Nick West’s Aim Is Usually True
Nick West, who, had he not suffered a broken foot in a semifinal win, would have provided East Hampton High School’s boys soccer team with considerably more firepower in its 2014 state final versus Rochester’s Greece Athena, which the Bonackers lost 4-2, has been the collegiate men’s soccer scoring leader — that’s D-III, D-II, and D-I — in the nation this fall.
A senior at Messiah College in Mechanicsburg, Pa., winner of 11 national Division III championships, West plays target, or the striker position, now, and has been averaging almost two goals a game, though as was made evident in a telephone conversation Monday, he’s not really keeping track.
Likewise, he’s not thinking too far ahead when it comes to Messiah’s possibly winning back-to-back national championships or about possibly playing professionally some day.
Messiah’s coach, Brad McCarty, said in an email Friday that he’s most impressed by “the percentage of shots that he puts on goal. Many targets put around 25 percent of their shots on goal, but Nick, who can receive the ball with his back to the goal, is currently 44-for-63, for a shots-on-goal percentage of 69.8.”
The college’s gomessiah.com website has numerous videos in which he appears prominently, including one from earlier in the season in which he netted a hat trick.
West scored his 19th goal in Saturday’s Middle Atlantic Conference game with Albright, on a through ball in the 54th minute. His was one of four goals the Falcons scored that night on the way to a shutout win. It was McCarty’s 200th victory as Messiah’s head coach.
Rich King, West’s coach when he was a student here, who now coaches East Hampton High’s golf team, said that while it was tremendous that the former Bonacker led the nation in scoring, he, frankly, wasn’t surprised. As for his playing professionally some day — it’s an ambition that his mother, Kristen Tulp, harbors for him — “I think Nick can do anything he sets his mind on doing.”
West was the national tournament’s most valuable offensive player last year.
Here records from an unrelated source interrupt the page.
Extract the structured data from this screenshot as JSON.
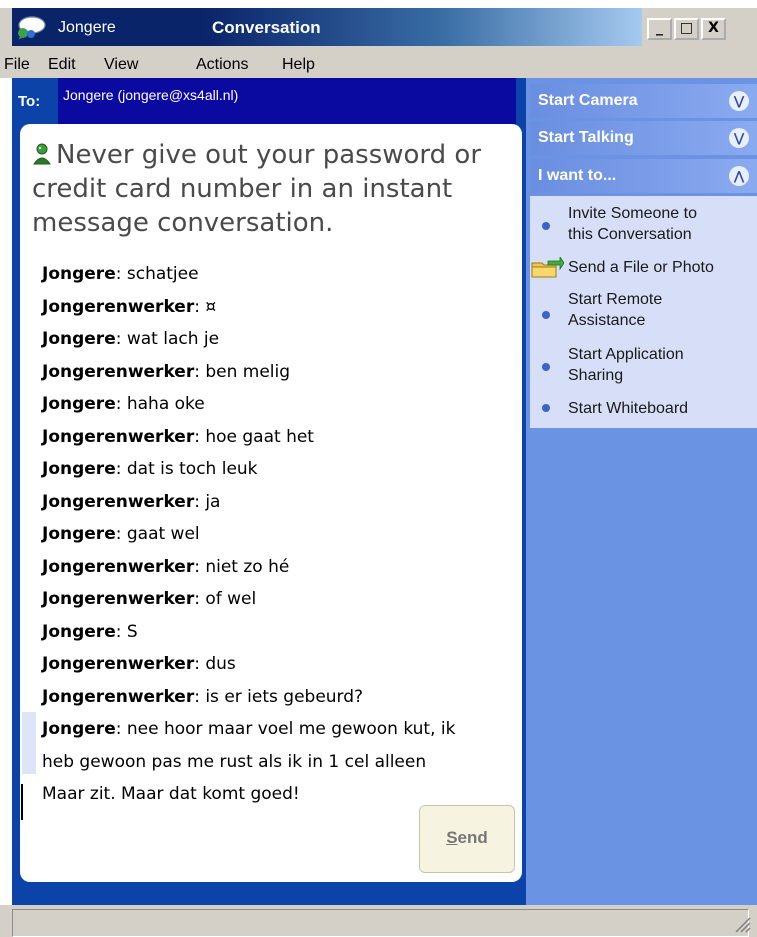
{
  "window": {
    "contact_name": "Jongere",
    "title": "Conversation",
    "controls": {
      "minimize": "_",
      "maximize": "□",
      "close": "X"
    }
  },
  "menu": [
    "File",
    "Edit",
    "View",
    "Actions",
    "Help"
  ],
  "to": {
    "label": "To:",
    "value": "Jongere (jongere@xs4all.nl)"
  },
  "warning": "Never give out your password or credit card number in an instant message conversation.",
  "messages": [
    {
      "sender": "Jongere",
      "text": ": schatjee"
    },
    {
      "sender": "Jongerenwerker",
      "text": ": ¤"
    },
    {
      "sender": "Jongere",
      "text": ": wat lach je"
    },
    {
      "sender": "Jongerenwerker",
      "text": ": ben melig"
    },
    {
      "sender": "Jongere",
      "text": ": haha oke"
    },
    {
      "sender": "Jongerenwerker",
      "text": ": hoe gaat het"
    },
    {
      "sender": "Jongere",
      "text": ": dat is toch leuk"
    },
    {
      "sender": "Jongerenwerker",
      "text": ": ja"
    },
    {
      "sender": "Jongere",
      "text": ": gaat wel"
    },
    {
      "sender": "Jongerenwerker",
      "text": ": niet zo hé"
    },
    {
      "sender": "Jongerenwerker",
      "text": ": of wel"
    },
    {
      "sender": "Jongere",
      "text": ": S"
    },
    {
      "sender": "Jongerenwerker",
      "text": ": dus"
    },
    {
      "sender": "Jongerenwerker",
      "text": ": is er iets gebeurd?"
    },
    {
      "sender": "Jongere",
      "text": ": nee hoor maar voel me gewoon kut, ik"
    }
  ],
  "message_continuation": [
    "heb gewoon pas me rust als ik in 1 cel alleen",
    "Maar zit. Maar dat komt goed!"
  ],
  "send_button": {
    "mnemonic": "S",
    "rest": "end"
  },
  "task_pane": {
    "sections": [
      "Start Camera",
      "Start Talking",
      "I want to..."
    ],
    "chevrons": [
      "expand",
      "expand",
      "collapse"
    ],
    "tasks": [
      {
        "line1": "Invite Someone to",
        "line2": "this Conversation",
        "icon": "bullet-icon"
      },
      {
        "line1": "Send a File or Photo",
        "line2": "",
        "icon": "folder-arrow-icon"
      },
      {
        "line1": "Start Remote",
        "line2": "Assistance",
        "icon": "bullet-icon"
      },
      {
        "line1": "Start Application",
        "line2": "Sharing",
        "icon": "bullet-icon"
      },
      {
        "line1": "Start Whiteboard",
        "line2": "",
        "icon": "bullet-icon"
      }
    ]
  },
  "colors": {
    "conversation_bg": "#0b43a8",
    "task_pane_bg": "#6b93e3",
    "title_active": "#0a246a"
  }
}
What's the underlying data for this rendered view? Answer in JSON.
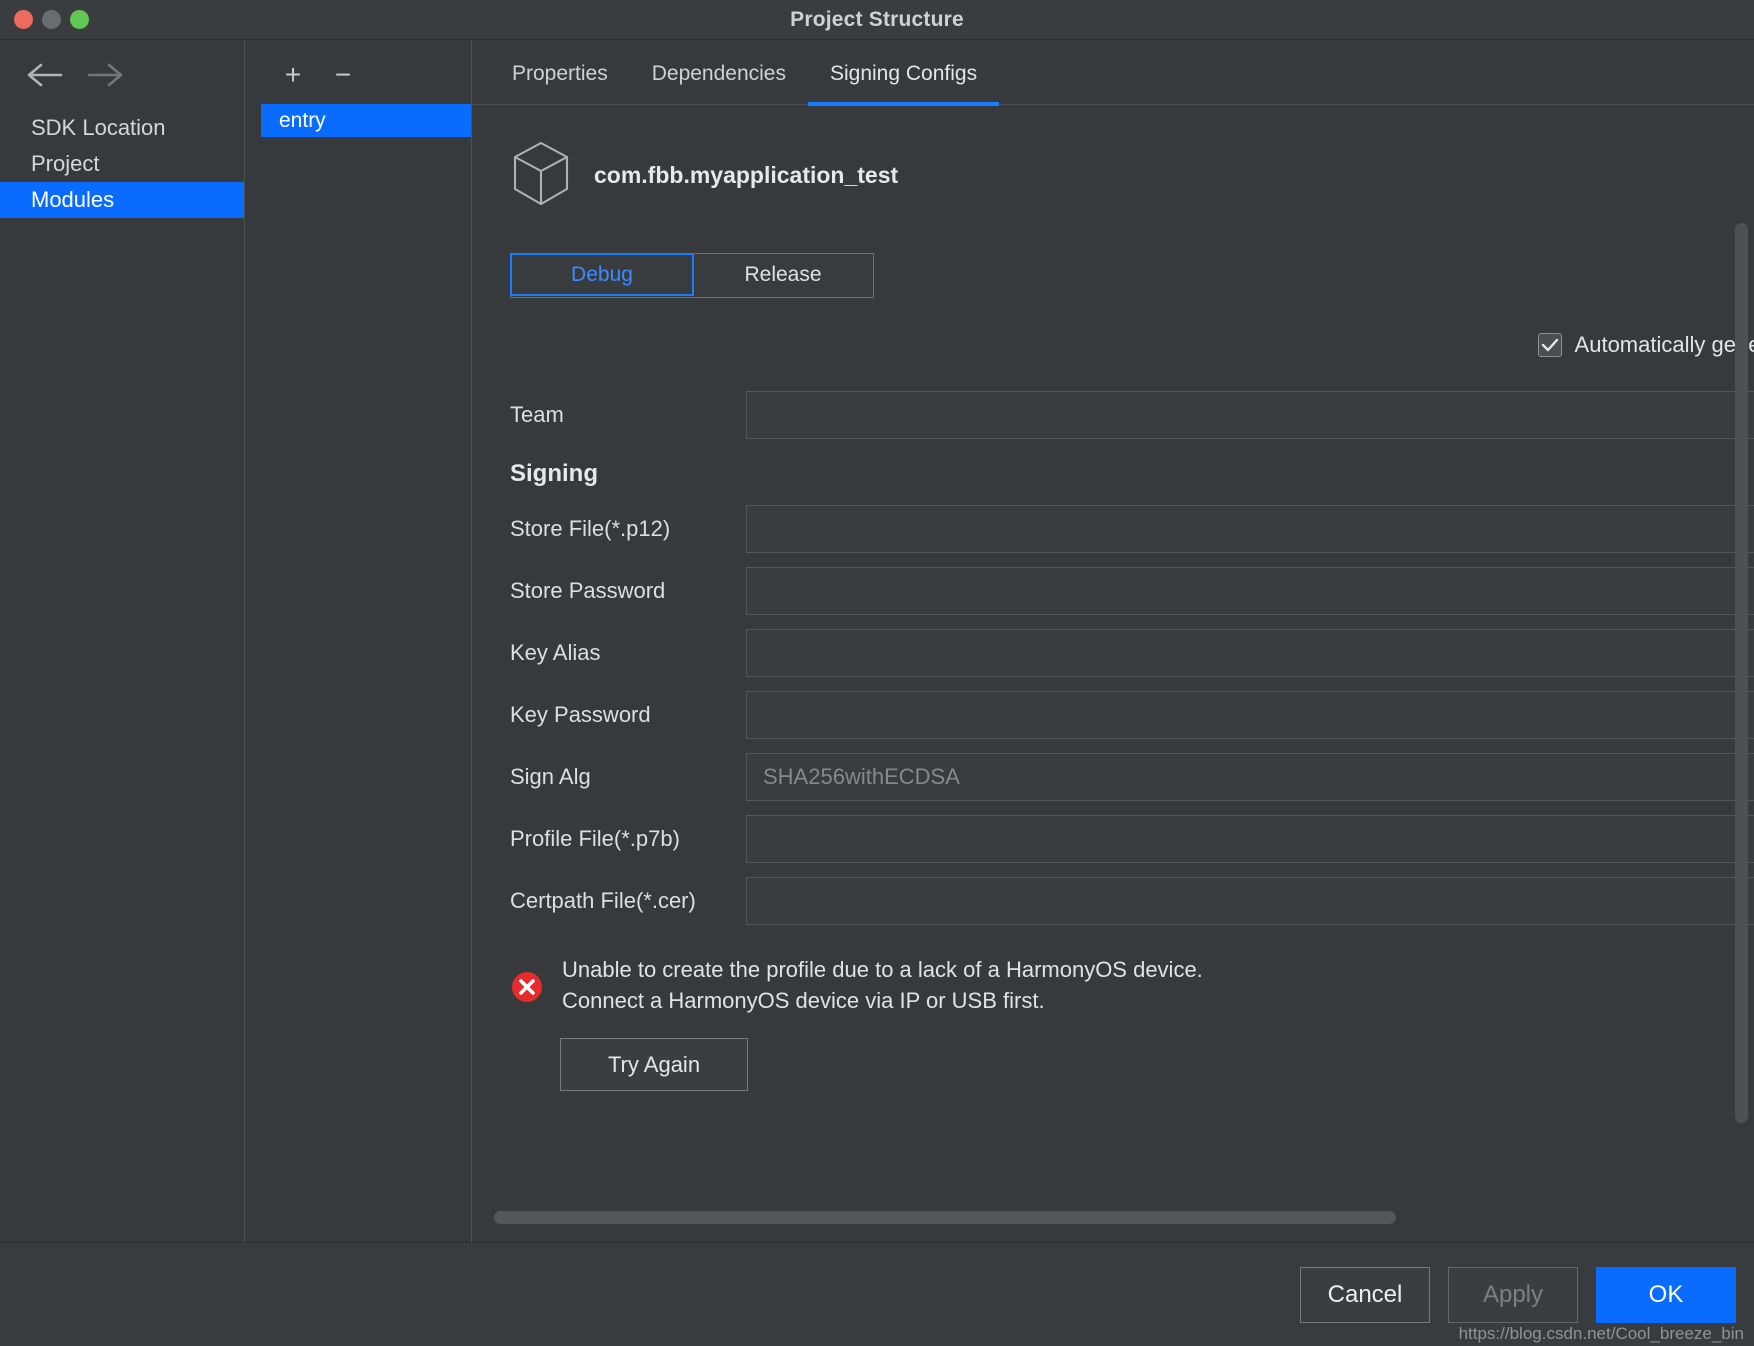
{
  "window": {
    "title": "Project Structure",
    "traffic_lights": [
      "close-red",
      "minimize-gray",
      "maximize-green"
    ]
  },
  "nav": {
    "back_icon": "arrow-left-icon",
    "forward_icon": "arrow-right-icon",
    "items": [
      {
        "label": "SDK Location",
        "selected": false
      },
      {
        "label": "Project",
        "selected": false
      },
      {
        "label": "Modules",
        "selected": true
      }
    ]
  },
  "module_list": {
    "add_label": "+",
    "remove_label": "−",
    "items": [
      {
        "label": "entry",
        "selected": true
      }
    ]
  },
  "content": {
    "tabs": [
      {
        "label": "Properties",
        "active": false
      },
      {
        "label": "Dependencies",
        "active": false
      },
      {
        "label": "Signing Configs",
        "active": true
      }
    ],
    "package": {
      "icon": "cube-3d-icon",
      "name": "com.fbb.myapplication_test"
    },
    "build_variant": {
      "options": [
        {
          "label": "Debug",
          "active": true
        },
        {
          "label": "Release",
          "active": false
        }
      ]
    },
    "auto_generate": {
      "checked": true,
      "label": "Automatically genera"
    },
    "fields": [
      {
        "label": "Team",
        "value": "",
        "placeholder": ""
      },
      {
        "label": "Store File(*.p12)",
        "value": "",
        "placeholder": ""
      },
      {
        "label": "Store Password",
        "value": "",
        "placeholder": ""
      },
      {
        "label": "Key Alias",
        "value": "",
        "placeholder": ""
      },
      {
        "label": "Key Password",
        "value": "",
        "placeholder": ""
      },
      {
        "label": "Sign Alg",
        "value": "",
        "placeholder": "SHA256withECDSA"
      },
      {
        "label": "Profile File(*.p7b)",
        "value": "",
        "placeholder": ""
      },
      {
        "label": "Certpath File(*.cer)",
        "value": "",
        "placeholder": ""
      }
    ],
    "signing_section_title": "Signing",
    "error": {
      "icon": "error-circle-icon",
      "line1": "Unable to create the profile due to a lack of a HarmonyOS device.",
      "line2": "Connect a HarmonyOS device via IP or USB first."
    },
    "try_again_label": "Try Again"
  },
  "footer": {
    "cancel_label": "Cancel",
    "apply_label": "Apply",
    "ok_label": "OK",
    "watermark": "https://blog.csdn.net/Cool_breeze_bin"
  },
  "colors": {
    "accent": "#0a6cff",
    "tab_underline": "#1a7cff",
    "error_red": "#e52b2b",
    "window_bg": "#373a3d"
  }
}
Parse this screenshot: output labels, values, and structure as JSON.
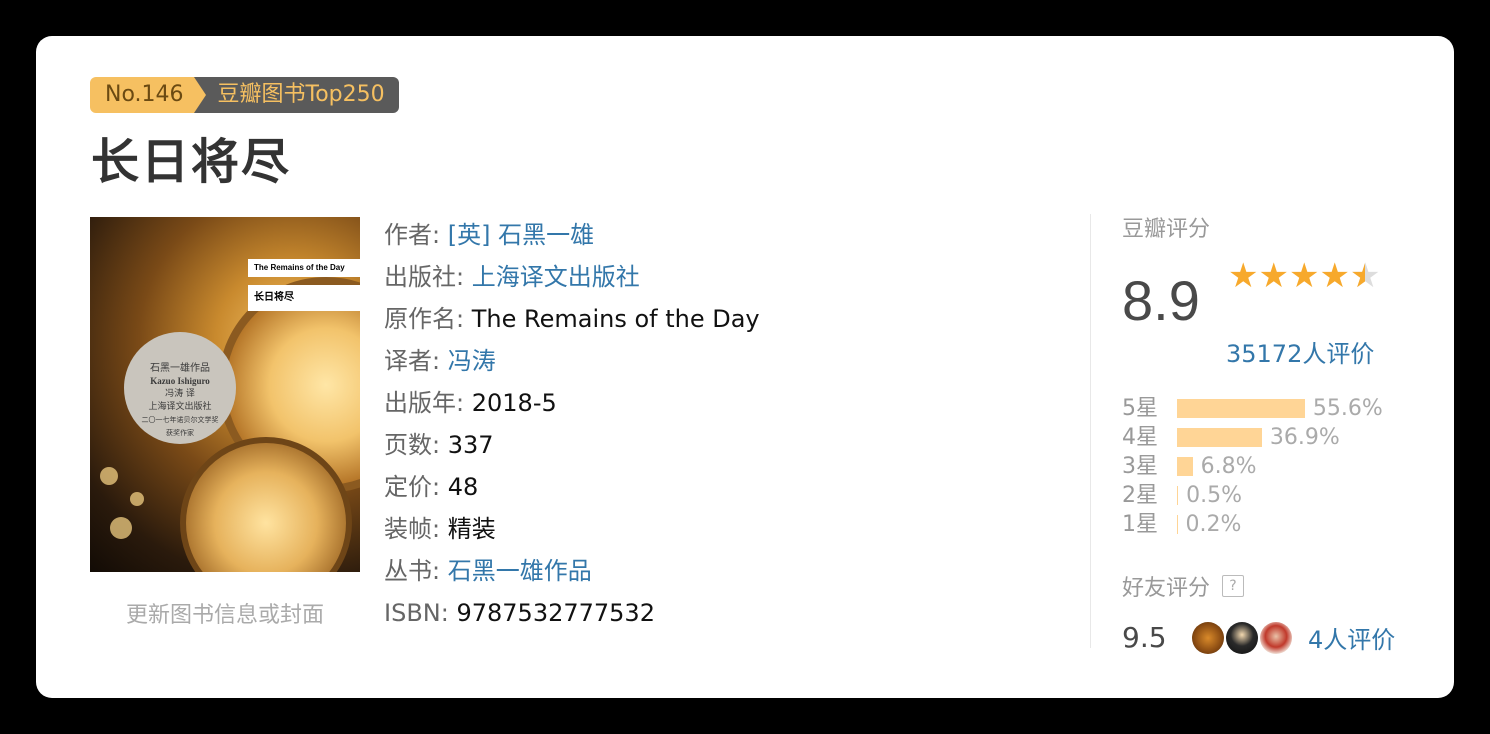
{
  "badge": {
    "rank": "No.146",
    "list": "豆瓣图书Top250"
  },
  "title": "长日将尽",
  "cover": {
    "en_title": "The Remains of the Day",
    "cn_title": "长日将尽",
    "seal_line1": "二〇一七年诺贝尔文学奖",
    "seal_line2": "获奖作家",
    "author_work": "石黑一雄作品",
    "author_en": "Kazuo Ishiguro",
    "translator": "冯涛 译",
    "publisher": "上海译文出版社"
  },
  "update_link": "更新图书信息或封面",
  "info": {
    "author_label": "作者:",
    "author": "[英] 石黑一雄",
    "publisher_label": "出版社:",
    "publisher": "上海译文出版社",
    "original_label": "原作名:",
    "original": "The Remains of the Day",
    "translator_label": "译者:",
    "translator": "冯涛",
    "year_label": "出版年:",
    "year": "2018-5",
    "pages_label": "页数:",
    "pages": "337",
    "price_label": "定价:",
    "price": "48",
    "binding_label": "装帧:",
    "binding": "精装",
    "series_label": "丛书:",
    "series": "石黑一雄作品",
    "isbn_label": "ISBN:",
    "isbn": "9787532777532"
  },
  "rating": {
    "heading": "豆瓣评分",
    "score": "8.9",
    "stars": 4.5,
    "votes": "35172人评价",
    "distribution": [
      {
        "label": "5星",
        "pct": "55.6%",
        "value": 55.6
      },
      {
        "label": "4星",
        "pct": "36.9%",
        "value": 36.9
      },
      {
        "label": "3星",
        "pct": "6.8%",
        "value": 6.8
      },
      {
        "label": "2星",
        "pct": "0.5%",
        "value": 0.5
      },
      {
        "label": "1星",
        "pct": "0.2%",
        "value": 0.2
      }
    ],
    "friend_heading": "好友评分",
    "friend_help": "?",
    "friend_score": "9.5",
    "friend_votes": "4人评价"
  },
  "colors": {
    "link": "#3377aa",
    "star": "#f7a92c",
    "bar": "#ffd596",
    "badge_gold": "#f6c061",
    "badge_dark": "#5a5a5a"
  }
}
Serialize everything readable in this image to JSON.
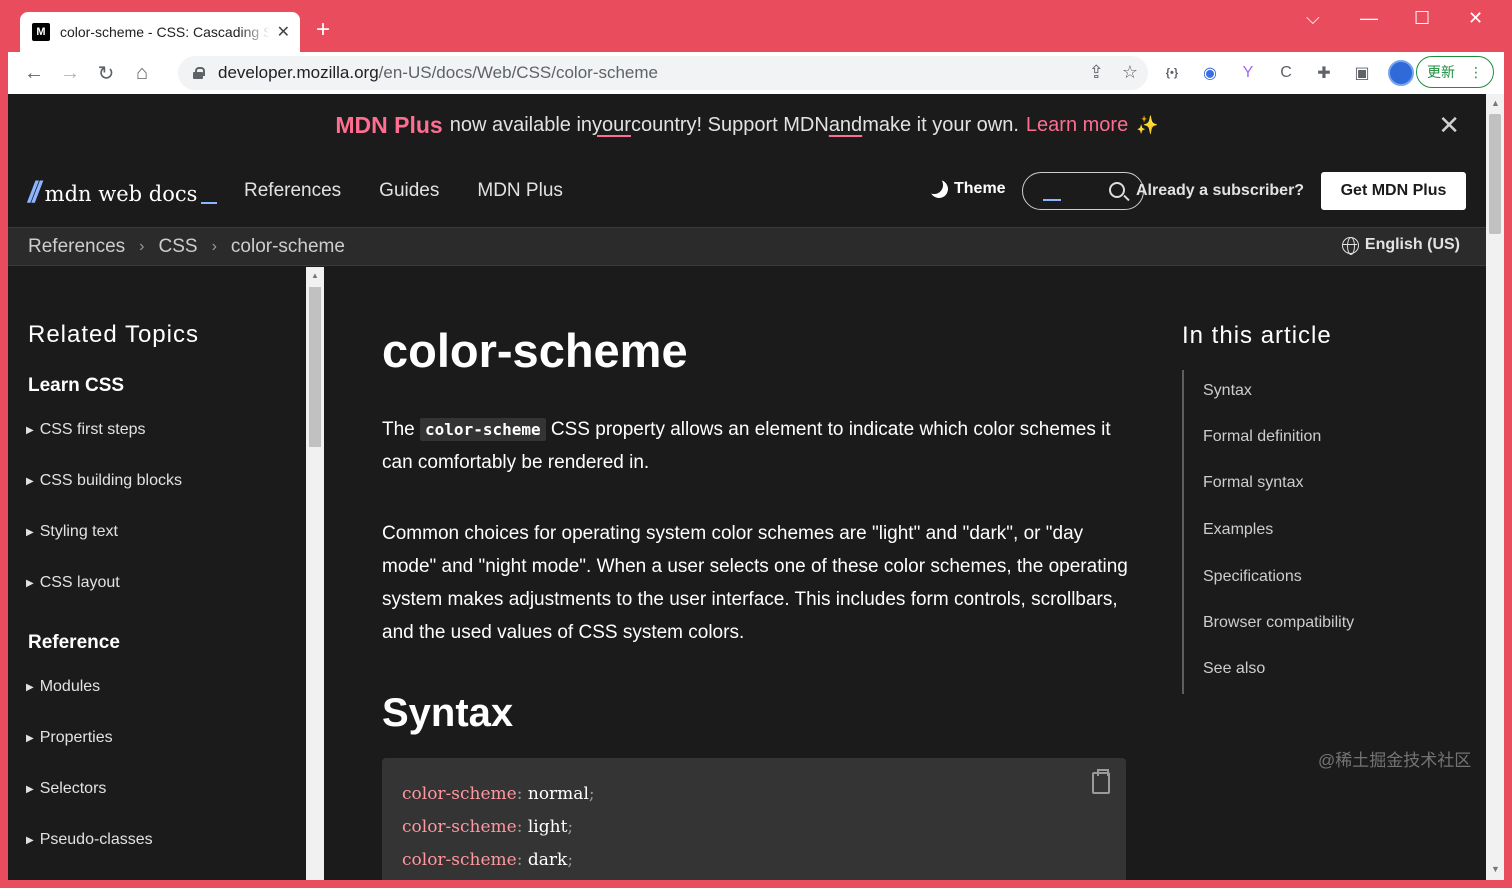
{
  "browser": {
    "tab_title": "color-scheme - CSS: Cascading Style Sheets | MDN",
    "tab_favicon": "M",
    "url_domain": "developer.mozilla.org",
    "url_path": "/en-US/docs/Web/CSS/color-scheme",
    "update_label": "更新",
    "titlebar_color": "#e84c5d"
  },
  "banner": {
    "brand": "MDN Plus",
    "t1": "now available in ",
    "t2": "your",
    "t3": " country! Support MDN ",
    "t4": "and",
    "t5": " make it your own.",
    "learn_more": "Learn more",
    "accent": "#ff6d91"
  },
  "nav": {
    "logo_text": "mdn web docs",
    "items": [
      "References",
      "Guides",
      "MDN Plus"
    ],
    "theme_label": "Theme",
    "subscriber_label": "Already a subscriber?",
    "cta_label": "Get MDN Plus"
  },
  "breadcrumbs": [
    "References",
    "CSS",
    "color-scheme"
  ],
  "language": "English (US)",
  "sidebar": {
    "title": "Related Topics",
    "learn_heading": "Learn CSS",
    "learn_items": [
      "CSS first steps",
      "CSS building blocks",
      "Styling text",
      "CSS layout"
    ],
    "reference_heading": "Reference",
    "reference_items": [
      "Modules",
      "Properties",
      "Selectors",
      "Pseudo-classes"
    ]
  },
  "article": {
    "title": "color-scheme",
    "intro_1": "The ",
    "intro_code": "color-scheme",
    "intro_2": " CSS property allows an element to indicate which color schemes it can comfortably be rendered in.",
    "para2": "Common choices for operating system color schemes are \"light\" and \"dark\", or \"day mode\" and \"night mode\". When a user selects one of these color schemes, the operating system makes adjustments to the user interface. This includes form controls, scrollbars, and the used values of CSS system colors.",
    "syntax_heading": "Syntax",
    "code_lines": [
      {
        "prop": "color-scheme",
        "value": "normal"
      },
      {
        "prop": "color-scheme",
        "value": "light"
      },
      {
        "prop": "color-scheme",
        "value": "dark"
      }
    ]
  },
  "toc": {
    "title": "In this article",
    "items": [
      "Syntax",
      "Formal definition",
      "Formal syntax",
      "Examples",
      "Specifications",
      "Browser compatibility",
      "See also"
    ]
  },
  "watermark": "@稀土掘金技术社区"
}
His older brother, Brandon, who now coaches the women’s soccer team at Eastern University in Philadelphia, has two national championship rings, dating to Messiah’s 2013 and ’14 seasons. “Nick’s hoping to tie him,” Tulp said during a conversation Friday at the John M. Marshall Elementary School, where she teaches.
Tulp, who used to drive her son to frequent travel team practices and games in Nassau County, has gone to just about all of her son’s games, most of which are played throughout the state of Pennsylvania. “I’ll be bored next year,” she said, with a laugh.
As for his being the nation’s scoring leader, “It’s quite an accomplishment, and he’s not even done yet.” Five conference games remained for the Falcons as of Monday, after which come the MAC playoffs. The team was 10-0-2 as of earlier this week.
“He’s hoping to go pro,” she said, in answer to a question, “but he’s very humble and won’t say it out loud. There’ve been some people there at his games.”
His older brother was “thrilled beyond belief,” she added.
When this writer mentioned the broken foot — obviously healed long ago — his mother said, “That wasn’t all — in his sophomore year he broke his arm in a go-kart accident that severed his radial nerve. He’s got titanium in it. Randi [Cherill, East Hampton High’s former trainer] put him back together. . . . He’s risen above a few challenges.”
“Nick has been a standard-bearer for his work ethic since he arrived here as a freshman, and continues to provide this team with leadership both on and off the field,” McCarty said in the aforementioned email. “He was integral to our N.C.A.A. Division III national championship run last year, with 14 goals and seven assists. He was named the Final Four’s offensive most valuable player. This fall we moved him from left wing to target, and he has been tremendous. With his [18th] goal last night he broke a Messiah College record by scoring in nine straight games.”